Stored items from a collection:
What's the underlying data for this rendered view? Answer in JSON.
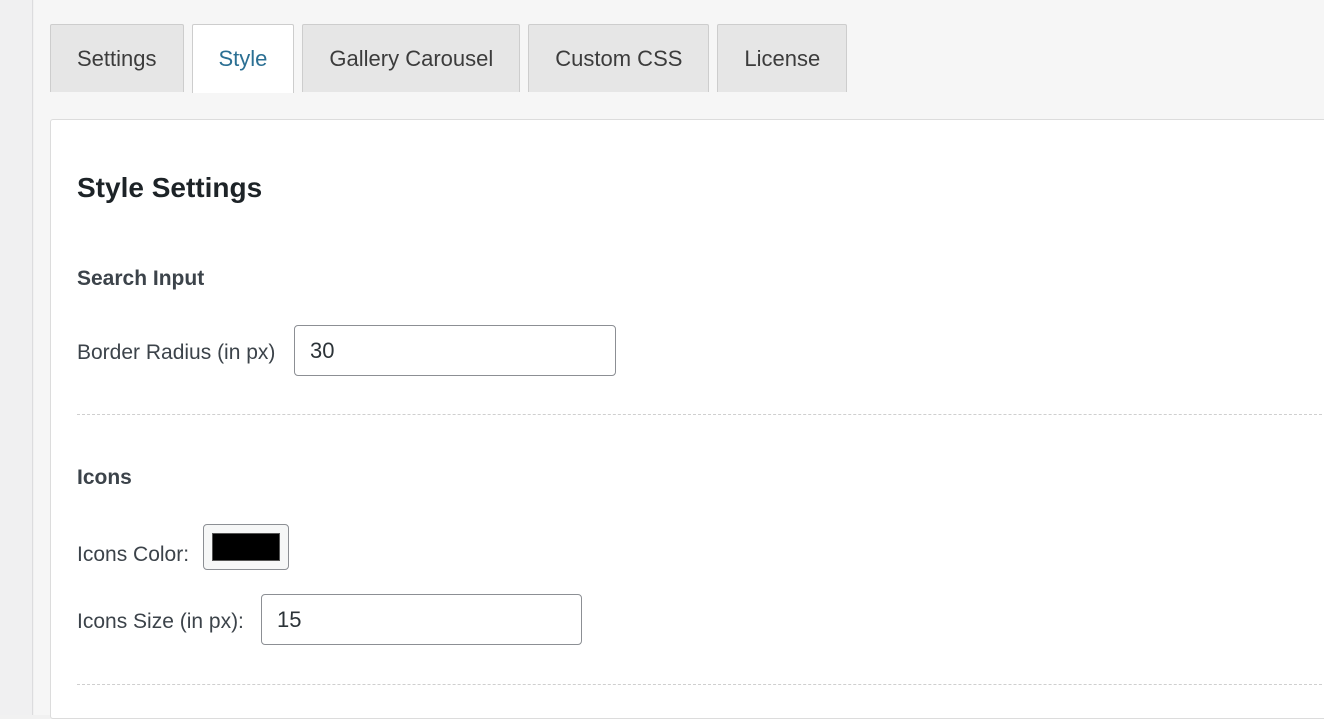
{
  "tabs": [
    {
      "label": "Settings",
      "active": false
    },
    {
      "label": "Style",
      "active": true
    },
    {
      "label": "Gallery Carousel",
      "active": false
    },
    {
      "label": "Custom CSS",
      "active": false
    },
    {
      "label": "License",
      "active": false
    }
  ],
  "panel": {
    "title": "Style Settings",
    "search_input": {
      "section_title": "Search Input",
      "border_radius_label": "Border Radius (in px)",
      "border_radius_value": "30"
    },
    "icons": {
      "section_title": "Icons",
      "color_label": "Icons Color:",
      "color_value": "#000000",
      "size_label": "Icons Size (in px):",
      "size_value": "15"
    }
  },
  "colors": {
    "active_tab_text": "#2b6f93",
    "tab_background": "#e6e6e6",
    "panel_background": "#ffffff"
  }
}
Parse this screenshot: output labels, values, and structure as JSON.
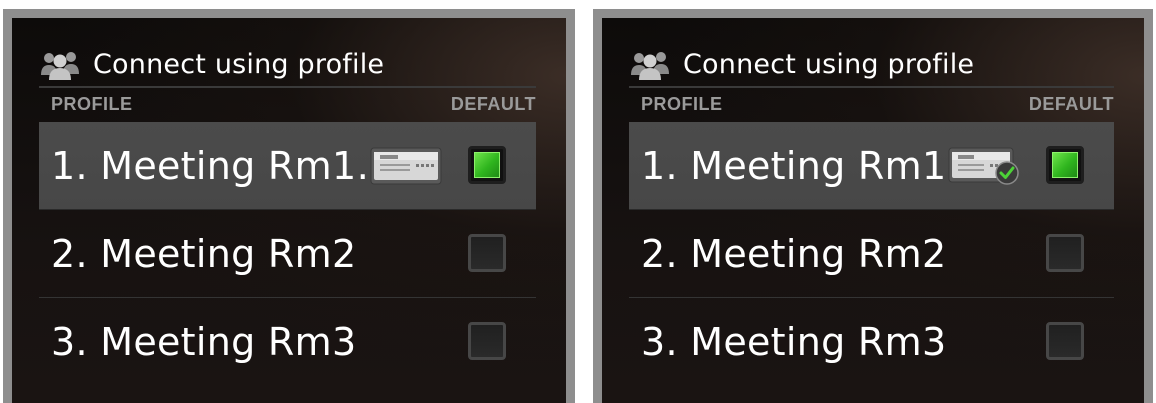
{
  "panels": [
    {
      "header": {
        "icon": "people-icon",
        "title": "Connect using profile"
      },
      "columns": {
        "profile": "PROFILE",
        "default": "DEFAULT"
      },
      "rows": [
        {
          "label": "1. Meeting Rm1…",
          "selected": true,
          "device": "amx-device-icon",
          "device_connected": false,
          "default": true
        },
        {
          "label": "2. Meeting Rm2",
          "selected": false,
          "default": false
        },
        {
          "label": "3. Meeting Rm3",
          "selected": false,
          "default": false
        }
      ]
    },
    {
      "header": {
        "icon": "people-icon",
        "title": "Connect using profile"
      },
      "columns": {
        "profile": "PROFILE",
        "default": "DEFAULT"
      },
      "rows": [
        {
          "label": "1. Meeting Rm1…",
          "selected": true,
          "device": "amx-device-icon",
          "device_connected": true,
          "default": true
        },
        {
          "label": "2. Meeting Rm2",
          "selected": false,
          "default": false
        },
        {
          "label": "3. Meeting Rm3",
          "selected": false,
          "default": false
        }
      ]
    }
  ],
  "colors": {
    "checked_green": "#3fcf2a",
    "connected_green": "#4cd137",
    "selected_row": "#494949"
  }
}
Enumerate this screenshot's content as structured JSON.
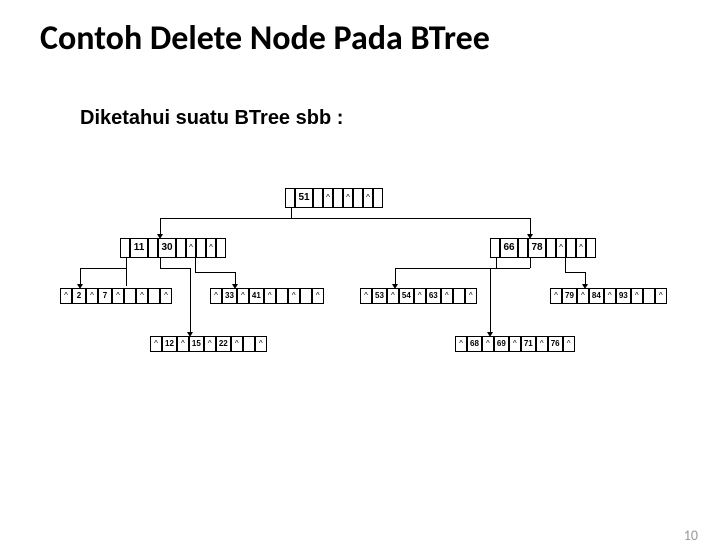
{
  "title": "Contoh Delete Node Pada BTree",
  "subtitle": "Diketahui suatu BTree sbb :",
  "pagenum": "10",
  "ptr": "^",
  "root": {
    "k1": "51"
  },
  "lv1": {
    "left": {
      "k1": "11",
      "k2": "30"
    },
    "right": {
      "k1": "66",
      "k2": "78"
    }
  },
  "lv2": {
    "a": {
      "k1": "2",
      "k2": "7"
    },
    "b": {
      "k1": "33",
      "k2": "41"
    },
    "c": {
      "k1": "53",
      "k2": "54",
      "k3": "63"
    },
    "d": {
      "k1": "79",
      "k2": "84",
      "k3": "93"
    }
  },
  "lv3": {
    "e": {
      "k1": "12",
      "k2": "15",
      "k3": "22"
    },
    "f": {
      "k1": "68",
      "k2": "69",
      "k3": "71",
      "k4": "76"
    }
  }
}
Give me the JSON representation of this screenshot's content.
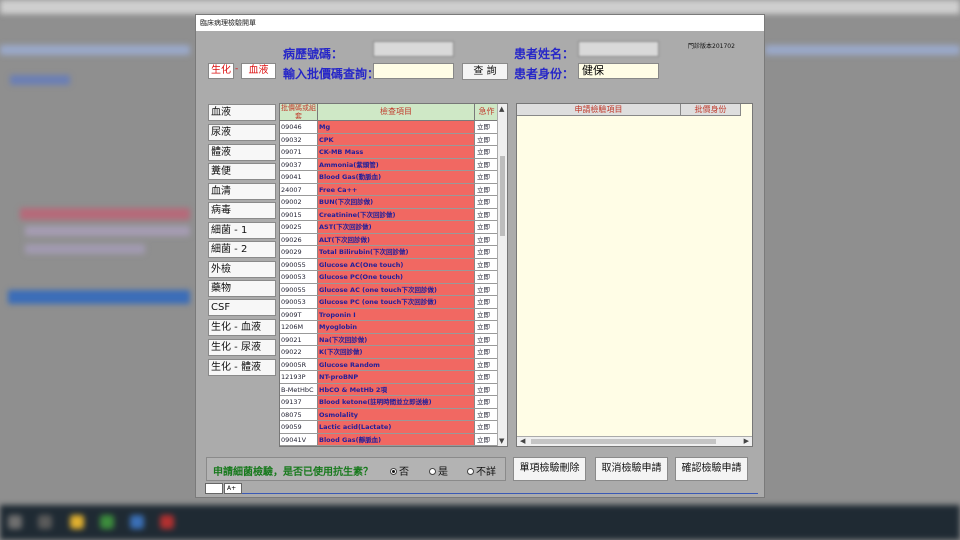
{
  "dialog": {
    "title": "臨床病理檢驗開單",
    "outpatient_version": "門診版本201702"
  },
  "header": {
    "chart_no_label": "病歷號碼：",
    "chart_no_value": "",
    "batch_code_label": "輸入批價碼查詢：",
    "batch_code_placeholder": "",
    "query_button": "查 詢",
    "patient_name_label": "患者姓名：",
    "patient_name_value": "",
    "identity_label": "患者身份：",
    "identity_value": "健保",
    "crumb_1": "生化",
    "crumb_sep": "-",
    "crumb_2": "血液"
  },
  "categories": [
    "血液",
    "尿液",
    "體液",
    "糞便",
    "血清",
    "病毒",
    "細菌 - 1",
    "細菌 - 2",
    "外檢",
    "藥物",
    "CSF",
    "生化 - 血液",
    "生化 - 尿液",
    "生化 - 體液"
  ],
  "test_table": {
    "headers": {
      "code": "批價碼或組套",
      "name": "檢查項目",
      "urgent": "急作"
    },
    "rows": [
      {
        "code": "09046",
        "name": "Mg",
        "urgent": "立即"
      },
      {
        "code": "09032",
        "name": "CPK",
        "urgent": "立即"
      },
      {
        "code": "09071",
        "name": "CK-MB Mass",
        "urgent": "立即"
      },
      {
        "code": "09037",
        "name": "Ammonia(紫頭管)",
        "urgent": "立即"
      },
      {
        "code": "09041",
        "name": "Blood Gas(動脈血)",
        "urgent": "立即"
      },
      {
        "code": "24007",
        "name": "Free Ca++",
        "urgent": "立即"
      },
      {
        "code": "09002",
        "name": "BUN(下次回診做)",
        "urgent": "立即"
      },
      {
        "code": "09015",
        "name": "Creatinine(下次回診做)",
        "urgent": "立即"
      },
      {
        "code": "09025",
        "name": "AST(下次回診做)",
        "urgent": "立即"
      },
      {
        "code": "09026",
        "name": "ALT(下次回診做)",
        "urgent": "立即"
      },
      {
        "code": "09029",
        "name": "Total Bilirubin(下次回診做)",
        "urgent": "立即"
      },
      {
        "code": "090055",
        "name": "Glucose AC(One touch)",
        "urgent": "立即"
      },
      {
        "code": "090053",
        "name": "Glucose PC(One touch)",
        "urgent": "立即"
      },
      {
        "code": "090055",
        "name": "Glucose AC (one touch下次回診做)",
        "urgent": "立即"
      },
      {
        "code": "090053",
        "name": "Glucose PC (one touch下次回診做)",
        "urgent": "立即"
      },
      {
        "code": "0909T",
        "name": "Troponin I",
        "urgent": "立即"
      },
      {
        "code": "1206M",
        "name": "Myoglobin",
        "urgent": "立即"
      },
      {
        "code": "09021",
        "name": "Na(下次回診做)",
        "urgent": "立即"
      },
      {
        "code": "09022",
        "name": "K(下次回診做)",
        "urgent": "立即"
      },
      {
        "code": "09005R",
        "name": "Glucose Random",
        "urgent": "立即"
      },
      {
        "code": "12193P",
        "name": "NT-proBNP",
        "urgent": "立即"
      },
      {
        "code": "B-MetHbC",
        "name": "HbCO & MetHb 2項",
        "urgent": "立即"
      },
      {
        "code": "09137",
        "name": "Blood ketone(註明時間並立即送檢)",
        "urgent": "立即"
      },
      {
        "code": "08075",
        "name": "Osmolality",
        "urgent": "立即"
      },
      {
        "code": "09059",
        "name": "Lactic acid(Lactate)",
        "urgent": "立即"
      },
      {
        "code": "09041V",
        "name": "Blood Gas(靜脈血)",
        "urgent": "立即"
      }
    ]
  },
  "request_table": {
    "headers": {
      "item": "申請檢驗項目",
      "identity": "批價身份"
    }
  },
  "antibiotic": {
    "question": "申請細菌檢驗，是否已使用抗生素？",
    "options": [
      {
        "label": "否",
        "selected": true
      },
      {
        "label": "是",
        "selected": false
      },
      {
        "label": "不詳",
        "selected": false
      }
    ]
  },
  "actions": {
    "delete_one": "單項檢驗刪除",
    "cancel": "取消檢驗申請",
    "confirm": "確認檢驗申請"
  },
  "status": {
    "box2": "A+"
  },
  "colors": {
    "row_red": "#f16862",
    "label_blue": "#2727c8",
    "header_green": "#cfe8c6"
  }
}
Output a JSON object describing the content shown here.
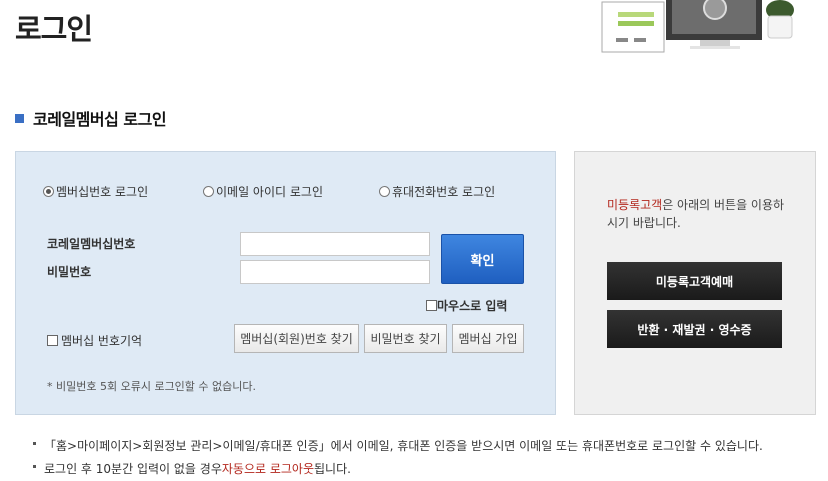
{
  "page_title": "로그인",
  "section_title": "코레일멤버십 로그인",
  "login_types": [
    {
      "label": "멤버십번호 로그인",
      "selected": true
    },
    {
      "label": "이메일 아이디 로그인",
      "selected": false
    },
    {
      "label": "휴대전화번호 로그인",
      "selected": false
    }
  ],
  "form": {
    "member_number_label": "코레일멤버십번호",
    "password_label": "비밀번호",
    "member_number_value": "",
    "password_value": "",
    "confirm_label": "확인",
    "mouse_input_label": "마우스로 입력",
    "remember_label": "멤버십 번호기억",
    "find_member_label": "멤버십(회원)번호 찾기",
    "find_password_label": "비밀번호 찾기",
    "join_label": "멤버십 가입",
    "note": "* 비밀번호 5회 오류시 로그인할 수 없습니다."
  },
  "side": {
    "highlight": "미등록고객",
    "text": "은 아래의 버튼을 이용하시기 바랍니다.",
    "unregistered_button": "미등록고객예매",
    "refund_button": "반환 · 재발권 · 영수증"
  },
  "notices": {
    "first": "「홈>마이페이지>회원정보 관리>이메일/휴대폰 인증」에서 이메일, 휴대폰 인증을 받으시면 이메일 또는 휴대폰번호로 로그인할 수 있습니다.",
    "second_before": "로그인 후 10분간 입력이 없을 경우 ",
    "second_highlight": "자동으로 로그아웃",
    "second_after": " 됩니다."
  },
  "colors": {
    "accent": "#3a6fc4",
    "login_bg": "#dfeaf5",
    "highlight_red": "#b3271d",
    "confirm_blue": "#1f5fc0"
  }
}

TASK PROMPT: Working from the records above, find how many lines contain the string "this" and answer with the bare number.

SOLUTION: 4